**** Recorded information ****

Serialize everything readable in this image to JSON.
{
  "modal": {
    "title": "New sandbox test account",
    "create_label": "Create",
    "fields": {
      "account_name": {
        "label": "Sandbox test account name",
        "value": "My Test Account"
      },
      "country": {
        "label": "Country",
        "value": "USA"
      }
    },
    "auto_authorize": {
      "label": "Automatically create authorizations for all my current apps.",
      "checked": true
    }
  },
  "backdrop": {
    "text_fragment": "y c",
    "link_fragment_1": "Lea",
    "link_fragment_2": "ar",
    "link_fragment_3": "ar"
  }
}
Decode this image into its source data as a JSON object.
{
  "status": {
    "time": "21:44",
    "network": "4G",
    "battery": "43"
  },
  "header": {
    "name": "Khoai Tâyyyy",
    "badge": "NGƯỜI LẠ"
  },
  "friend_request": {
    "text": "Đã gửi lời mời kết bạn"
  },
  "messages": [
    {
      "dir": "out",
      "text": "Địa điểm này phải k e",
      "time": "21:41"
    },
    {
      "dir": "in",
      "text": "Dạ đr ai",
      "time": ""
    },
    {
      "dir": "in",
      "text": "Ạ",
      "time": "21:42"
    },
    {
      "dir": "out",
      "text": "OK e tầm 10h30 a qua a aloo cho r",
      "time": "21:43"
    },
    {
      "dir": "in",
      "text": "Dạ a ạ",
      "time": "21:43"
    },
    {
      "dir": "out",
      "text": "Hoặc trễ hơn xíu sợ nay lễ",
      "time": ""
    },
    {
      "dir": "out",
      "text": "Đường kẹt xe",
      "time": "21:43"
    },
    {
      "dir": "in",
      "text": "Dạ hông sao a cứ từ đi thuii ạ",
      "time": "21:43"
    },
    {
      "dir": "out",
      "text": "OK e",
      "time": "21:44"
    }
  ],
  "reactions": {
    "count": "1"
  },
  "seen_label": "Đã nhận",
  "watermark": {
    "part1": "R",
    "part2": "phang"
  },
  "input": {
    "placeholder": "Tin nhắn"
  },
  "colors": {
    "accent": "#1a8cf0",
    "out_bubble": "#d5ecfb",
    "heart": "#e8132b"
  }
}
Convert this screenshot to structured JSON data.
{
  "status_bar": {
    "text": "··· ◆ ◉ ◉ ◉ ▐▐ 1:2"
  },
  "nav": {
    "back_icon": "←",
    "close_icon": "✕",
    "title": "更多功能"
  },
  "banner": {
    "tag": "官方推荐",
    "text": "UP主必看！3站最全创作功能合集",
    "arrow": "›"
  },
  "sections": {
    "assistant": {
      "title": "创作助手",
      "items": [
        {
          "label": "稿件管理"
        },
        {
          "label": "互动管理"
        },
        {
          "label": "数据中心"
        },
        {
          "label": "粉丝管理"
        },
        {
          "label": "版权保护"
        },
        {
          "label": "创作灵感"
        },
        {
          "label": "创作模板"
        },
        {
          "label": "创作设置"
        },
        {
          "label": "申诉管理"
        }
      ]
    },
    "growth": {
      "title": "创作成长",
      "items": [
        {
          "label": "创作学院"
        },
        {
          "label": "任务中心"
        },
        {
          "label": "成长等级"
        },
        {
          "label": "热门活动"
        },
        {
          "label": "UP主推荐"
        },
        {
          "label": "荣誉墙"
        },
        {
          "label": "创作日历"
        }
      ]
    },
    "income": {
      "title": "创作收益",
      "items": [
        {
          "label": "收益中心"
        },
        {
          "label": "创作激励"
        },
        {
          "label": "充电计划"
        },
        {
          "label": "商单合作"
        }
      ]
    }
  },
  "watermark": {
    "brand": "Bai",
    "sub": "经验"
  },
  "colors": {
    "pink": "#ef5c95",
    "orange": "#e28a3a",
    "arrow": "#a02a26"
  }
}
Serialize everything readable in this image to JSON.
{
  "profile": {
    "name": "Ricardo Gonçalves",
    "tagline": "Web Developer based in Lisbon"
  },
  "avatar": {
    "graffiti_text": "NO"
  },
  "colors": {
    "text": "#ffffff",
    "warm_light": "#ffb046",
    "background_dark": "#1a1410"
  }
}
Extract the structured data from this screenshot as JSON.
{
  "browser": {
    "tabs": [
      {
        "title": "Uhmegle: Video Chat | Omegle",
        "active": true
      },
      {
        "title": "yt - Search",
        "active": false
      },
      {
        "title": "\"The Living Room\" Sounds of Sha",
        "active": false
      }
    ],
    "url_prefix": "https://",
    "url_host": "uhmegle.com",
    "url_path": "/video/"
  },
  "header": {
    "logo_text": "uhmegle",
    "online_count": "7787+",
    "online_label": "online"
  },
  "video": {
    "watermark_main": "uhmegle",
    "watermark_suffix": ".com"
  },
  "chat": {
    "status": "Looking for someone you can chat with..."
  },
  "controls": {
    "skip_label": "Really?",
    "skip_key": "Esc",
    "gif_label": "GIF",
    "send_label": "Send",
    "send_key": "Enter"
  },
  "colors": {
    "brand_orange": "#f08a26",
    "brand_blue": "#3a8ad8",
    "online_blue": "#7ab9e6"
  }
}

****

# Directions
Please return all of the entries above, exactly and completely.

# Solution to the exercise
Serialize everything readable in this image to JSON.
{
  "modal": {
    "title": "New sandbox test account",
    "create_label": "Create",
    "fields": {
      "account_name": {
        "label": "Sandbox test account name",
        "value": "My Test Account"
      },
      "country": {
        "label": "Country",
        "value": "USA"
      }
    },
    "auto_authorize": {
      "label": "Automatically create authorizations for all my current apps.",
      "checked": true
    }
  },
  "backdrop": {
    "text_fragment": "y c",
    "link_fragment_1": "Lea",
    "link_fragment_2": "ar",
    "link_fragment_3": "ar"
  }
}
Decode this image into its source data as a JSON object.
{
  "status": {
    "time": "21:44",
    "network": "4G",
    "battery": "43"
  },
  "header": {
    "name": "Khoai Tâyyyy",
    "badge": "NGƯỜI LẠ"
  },
  "friend_request": {
    "text": "Đã gửi lời mời kết bạn"
  },
  "messages": [
    {
      "dir": "out",
      "text": "Địa điểm này phải k e",
      "time": "21:41"
    },
    {
      "dir": "in",
      "text": "Dạ đr ai",
      "time": ""
    },
    {
      "dir": "in",
      "text": "Ạ",
      "time": "21:42"
    },
    {
      "dir": "out",
      "text": "OK e tầm 10h30 a qua a aloo cho r",
      "time": "21:43"
    },
    {
      "dir": "in",
      "text": "Dạ a ạ",
      "time": "21:43"
    },
    {
      "dir": "out",
      "text": "Hoặc trễ hơn xíu sợ nay lễ",
      "time": ""
    },
    {
      "dir": "out",
      "text": "Đường kẹt xe",
      "time": "21:43"
    },
    {
      "dir": "in",
      "text": "Dạ hông sao a cứ từ đi thuii ạ",
      "time": "21:43"
    },
    {
      "dir": "out",
      "text": "OK e",
      "time": "21:44"
    }
  ],
  "reactions": {
    "count": "1"
  },
  "seen_label": "Đã nhận",
  "watermark": {
    "part1": "R",
    "part2": "phang"
  },
  "input": {
    "placeholder": "Tin nhắn"
  },
  "colors": {
    "accent": "#1a8cf0",
    "out_bubble": "#d5ecfb",
    "heart": "#e8132b"
  }
}
Convert this screenshot to structured JSON data.
{
  "status_bar": {
    "text": "··· ◆ ◉ ◉ ◉ ▐▐ 1:2"
  },
  "nav": {
    "back_icon": "←",
    "close_icon": "✕",
    "title": "更多功能"
  },
  "banner": {
    "tag": "官方推荐",
    "text": "UP主必看！3站最全创作功能合集",
    "arrow": "›"
  },
  "sections": {
    "assistant": {
      "title": "创作助手",
      "items": [
        {
          "label": "稿件管理"
        },
        {
          "label": "互动管理"
        },
        {
          "label": "数据中心"
        },
        {
          "label": "粉丝管理"
        },
        {
          "label": "版权保护"
        },
        {
          "label": "创作灵感"
        },
        {
          "label": "创作模板"
        },
        {
          "label": "创作设置"
        },
        {
          "label": "申诉管理"
        }
      ]
    },
    "growth": {
      "title": "创作成长",
      "items": [
        {
          "label": "创作学院"
        },
        {
          "label": "任务中心"
        },
        {
          "label": "成长等级"
        },
        {
          "label": "热门活动"
        },
        {
          "label": "UP主推荐"
        },
        {
          "label": "荣誉墙"
        },
        {
          "label": "创作日历"
        }
      ]
    },
    "income": {
      "title": "创作收益",
      "items": [
        {
          "label": "收益中心"
        },
        {
          "label": "创作激励"
        },
        {
          "label": "充电计划"
        },
        {
          "label": "商单合作"
        }
      ]
    }
  },
  "watermark": {
    "brand": "Bai",
    "sub": "经验"
  },
  "colors": {
    "pink": "#ef5c95",
    "orange": "#e28a3a",
    "arrow": "#a02a26"
  }
}
Serialize everything readable in this image to JSON.
{
  "profile": {
    "name": "Ricardo Gonçalves",
    "tagline": "Web Developer based in Lisbon"
  },
  "avatar": {
    "graffiti_text": "NO"
  },
  "colors": {
    "text": "#ffffff",
    "warm_light": "#ffb046",
    "background_dark": "#1a1410"
  }
}
Extract the structured data from this screenshot as JSON.
{
  "browser": {
    "tabs": [
      {
        "title": "Uhmegle: Video Chat | Omegle",
        "active": true
      },
      {
        "title": "yt - Search",
        "active": false
      },
      {
        "title": "\"The Living Room\" Sounds of Sha",
        "active": false
      }
    ],
    "url_prefix": "https://",
    "url_host": "uhmegle.com",
    "url_path": "/video/"
  },
  "header": {
    "logo_text": "uhmegle",
    "online_count": "7787+",
    "online_label": "online"
  },
  "video": {
    "watermark_main": "uhmegle",
    "watermark_suffix": ".com"
  },
  "chat": {
    "status": "Looking for someone you can chat with..."
  },
  "controls": {
    "skip_label": "Really?",
    "skip_key": "Esc",
    "gif_label": "GIF",
    "send_label": "Send",
    "send_key": "Enter"
  },
  "colors": {
    "brand_orange": "#f08a26",
    "brand_blue": "#3a8ad8",
    "online_blue": "#7ab9e6"
  }
}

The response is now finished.